Furthermore, use can be made of an enlarging optical system such as a projector 70 that projects an enlarged image of e.g., the left hand perforations on a screen 71 (see FIG. 7). On the screen 71 are arranged a number of photodetectors such as phototransistors in one or more groups each time arranged on a straight line, e.g., as shown in FIG. 2 for the optical fibres. In this way it is possible to obtain a greater separating power.
1. Apparatus for gauging the distance between two parallel edges present in a moving web, comprising means for moving the web along a generally predetermined path, a radiant energy source directing radiation towards such path, two groups of radiation responsive detectors for receiving radiation after transmission or reflection by said web, each said group comprising a plurality of discrete detectors having their radiation responsive areas arranged in a row extending generally normal to one of said edges and adapted to be intersected by said edge on movement of the web and means for reading out the number of detectors in both groups which receive radiation after transmission through or reflection by said web to give an indication of said distance, said readout means comprising a matrix of lightproducing elements arranged in intersecting rows and columns with one such element at each intersection, trigger means associated with each detector of said groups for selecting those detectors receiving a quantity of radiation varying from a given threshold value, the trigger means for the detectors in one group having the outputs thereof connected to one side of the terminals of said light-producing elements in the corresponding columns of said matrix, and the trigger means for the detectors in the other group having the outputs thereof connected to the other side of the terminals of said light-producing elements in the corresponding rows of said matrix.

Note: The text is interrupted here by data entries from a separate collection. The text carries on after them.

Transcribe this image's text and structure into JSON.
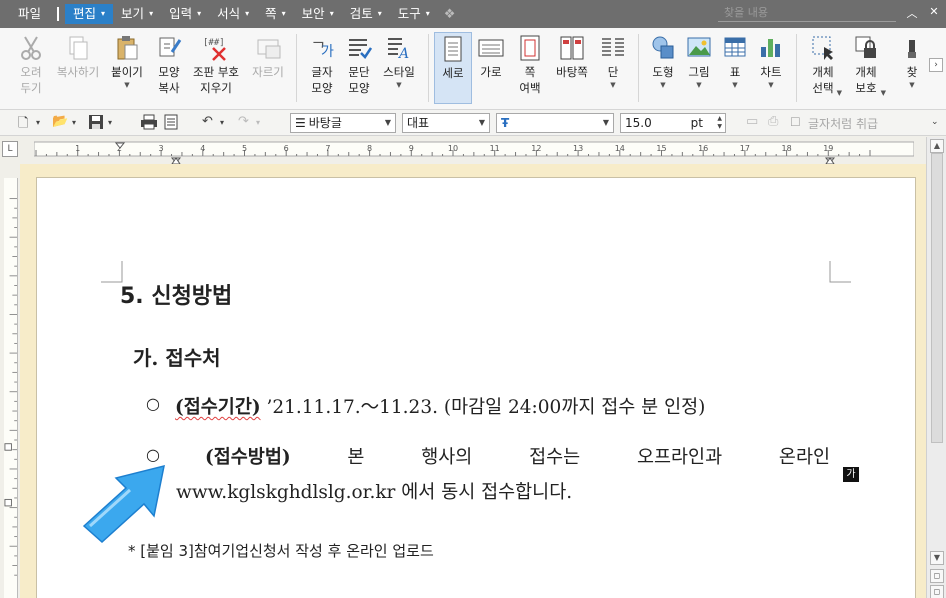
{
  "menubar": {
    "file": "파일",
    "items": [
      {
        "label": "편집",
        "active": true
      },
      {
        "label": "보기"
      },
      {
        "label": "입력"
      },
      {
        "label": "서식"
      },
      {
        "label": "쪽"
      },
      {
        "label": "보안"
      },
      {
        "label": "검토"
      },
      {
        "label": "도구"
      }
    ],
    "search_placeholder": "찾을 내용",
    "accent_color": "#2b80c8"
  },
  "ribbon": {
    "cut": "오려\n두기",
    "copy": "복사하기",
    "paste": "붙이기",
    "format_copy": "모양\n복사",
    "combine": "조판 부호\n지우기",
    "paste_special": "자르기",
    "char_shape": "글자\n모양",
    "para_shape": "문단\n모양",
    "style": "스타일",
    "portrait": "세로",
    "landscape": "가로",
    "page_margin": "쪽\n여백",
    "page_bg": "바탕쪽",
    "columns": "단",
    "shapes": "도형",
    "picture": "그림",
    "table": "표",
    "chart": "차트",
    "obj_select": "개체\n선택",
    "obj_protect": "개체\n보호",
    "find": "찾"
  },
  "toolbar": {
    "style_combo": "바탕글",
    "font_lang": "대표",
    "font_combo": "",
    "font_size": "15.0",
    "unit": "pt",
    "grid_label": "글자처럼 취급"
  },
  "ruler": {
    "numbers": [
      "1",
      "2",
      "3",
      "4",
      "5",
      "6",
      "7",
      "8",
      "9",
      "10",
      "11",
      "12",
      "13",
      "14",
      "15",
      "16",
      "17",
      "18",
      "19"
    ]
  },
  "document": {
    "heading": "5. 신청방법",
    "subheading": "가. 접수처",
    "bullet1_label": "(접수기간)",
    "bullet1_text": "’21.11.17.～11.23. (마감일 24:00까지 접수 분 인정)",
    "bullet2_label": "(접수방법)",
    "bullet2_words": [
      "본",
      "행사의",
      "접수는",
      "오프라인과",
      "온라인"
    ],
    "bullet2_line2": "www.kglskghdlslg.or.kr 에서 동시 접수합니다.",
    "note": "* [붙임 3]참여기업신청서 작성 후 온라인 업로드",
    "ime_indicator": "가",
    "bullet_symbol": "○"
  },
  "colors": {
    "workspace_bg": "#f7ecc9",
    "arrow_fill": "#3ba8ee"
  }
}
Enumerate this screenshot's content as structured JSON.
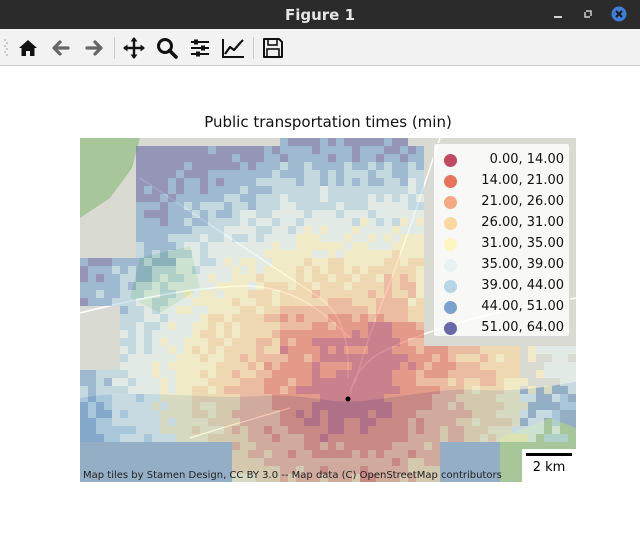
{
  "window": {
    "title": "Figure 1",
    "buttons": [
      "minimize",
      "restore",
      "close"
    ]
  },
  "toolbar": {
    "tools": [
      {
        "name": "home",
        "icon": "home-icon"
      },
      {
        "name": "back",
        "icon": "arrow-left-icon"
      },
      {
        "name": "forward",
        "icon": "arrow-right-icon"
      },
      {
        "name": "pan",
        "icon": "move-icon"
      },
      {
        "name": "zoom",
        "icon": "zoom-icon"
      },
      {
        "name": "configure-subplots",
        "icon": "sliders-icon"
      },
      {
        "name": "edit-axis",
        "icon": "chart-line-icon"
      },
      {
        "name": "save",
        "icon": "save-icon"
      }
    ]
  },
  "figure": {
    "title": "Public transportation times (min)",
    "legend": [
      {
        "label": "0.00, 14.00",
        "color": "#c04a62"
      },
      {
        "label": "14.00, 21.00",
        "color": "#e8725c"
      },
      {
        "label": "21.00, 26.00",
        "color": "#f5a884"
      },
      {
        "label": "26.00, 31.00",
        "color": "#fbd8a0"
      },
      {
        "label": "31.00, 35.00",
        "color": "#fdf6bf"
      },
      {
        "label": "35.00, 39.00",
        "color": "#e6f3f2"
      },
      {
        "label": "39.00, 44.00",
        "color": "#b4d6e6"
      },
      {
        "label": "44.00, 51.00",
        "color": "#7aa4cf"
      },
      {
        "label": "51.00, 64.00",
        "color": "#6a6aa8"
      }
    ],
    "attribution": "Map tiles by Stamen Design, CC BY 3.0 -- Map data (C) OpenStreetMap contributors",
    "scalebar": "2 km"
  },
  "colors": {
    "titlebar": "#2b2b2b",
    "toolbar": "#f2f2f2",
    "water": "#94aec6",
    "land": "#d9dbd3",
    "green": "#a7c69a"
  }
}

2. Apparatus according to claim 1 wherein each said detector comprises a radiation-sensitive semiconductor element and an associated fiber optic, one extremity of said fiber optic terminating close to said radiation-sensitive element, the opposite extremity being arranged in a row with the corresponding extremities of the corresponding other fiber optics of the detectors in the same group.
3. Apparatus according to claim 1 wherein said trigger means is operative when the output of the corresponding detector rises above the value E E /2 wherein E is the output of said detector if there is radiation transmitted through or reflected by the web, and E of the output of said detector if there is radiation intercepted by said web.
4. Apparatus according to claim 1 wherein said lightproducing elements are light-emitting diodes.
5. Apparatus according to claim 1 wherein said lightproducing elements are gas discharge lamps.